Florida Student Athletes Are Now Being Asked To Track Their Menstrual Cycles Online
Courtney Hale/Getty Images

Each year, student athletes across the country must be cleared to participate in sports by getting their annual physical from a doctor.

However, many school districts in Florida have sparked outrage following a change to their yearly routine.

Historically, annual physicals were recorded on a paper form with an optional section that asks students about their periods. Now, however, Florida Times-Union reported Florida's student athletes will be required to fill out the form online.

This means that information about the students previously kept secure at a school level is now reported digitally through a third party.

In the days following the Supreme Court's overturn of Roe v. Wade, people were urged to stop using period-tracking apps and to delete related reproductive health information from third party platforms in fear data collected through the trackers could be used against them in states where abortion is illegal.

In Florida, both parents and doctors are concerned and wonder why the information is being collected in the first place.

Information gathered on the form includes age of first menstruation, date of most recent period, timing of menstrual cycle, number of periods in the past year and the longest amount of time between periods in the last year.

This data will now be stored on a digital platform operated by Aktivate, a third-party software company founded by former News Corp. executive John Miller. The company was founded just last year.

As Twitter users caught wind of the situation, they shared their support for the athletes as well as disgust with the new requirements.

Previously all the school was required to have on file following a student's physical examination was the signature page on which the doctor signed to clear the student athlete. Now the full form will be on file for seven years, the retention period for such documents.
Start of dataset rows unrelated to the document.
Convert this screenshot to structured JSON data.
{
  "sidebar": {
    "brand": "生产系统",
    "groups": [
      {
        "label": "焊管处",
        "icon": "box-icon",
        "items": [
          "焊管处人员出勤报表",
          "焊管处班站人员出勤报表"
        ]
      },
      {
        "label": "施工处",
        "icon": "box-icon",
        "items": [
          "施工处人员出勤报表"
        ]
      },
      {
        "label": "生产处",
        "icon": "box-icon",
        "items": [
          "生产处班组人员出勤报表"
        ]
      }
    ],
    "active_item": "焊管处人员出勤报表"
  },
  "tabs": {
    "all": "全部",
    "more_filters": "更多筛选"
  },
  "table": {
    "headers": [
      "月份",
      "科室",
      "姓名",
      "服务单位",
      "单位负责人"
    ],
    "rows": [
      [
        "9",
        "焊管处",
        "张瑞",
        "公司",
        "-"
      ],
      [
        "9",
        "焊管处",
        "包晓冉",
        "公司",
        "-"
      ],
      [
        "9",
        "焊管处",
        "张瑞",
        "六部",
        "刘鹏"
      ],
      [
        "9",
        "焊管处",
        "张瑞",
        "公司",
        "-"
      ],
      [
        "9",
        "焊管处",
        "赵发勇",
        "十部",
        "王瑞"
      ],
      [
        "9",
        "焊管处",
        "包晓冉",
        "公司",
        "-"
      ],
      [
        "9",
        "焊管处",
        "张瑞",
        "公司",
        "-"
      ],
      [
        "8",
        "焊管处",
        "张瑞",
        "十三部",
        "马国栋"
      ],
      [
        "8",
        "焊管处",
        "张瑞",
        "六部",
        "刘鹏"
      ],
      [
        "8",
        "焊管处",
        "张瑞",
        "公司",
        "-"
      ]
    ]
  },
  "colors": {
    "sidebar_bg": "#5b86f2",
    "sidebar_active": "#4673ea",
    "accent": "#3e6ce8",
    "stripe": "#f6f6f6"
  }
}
One doctor told the FloridaTimes-Union:

"I think we're all on edge right now."

He, along with many other doctors and parents, fear the student information will not be kept private.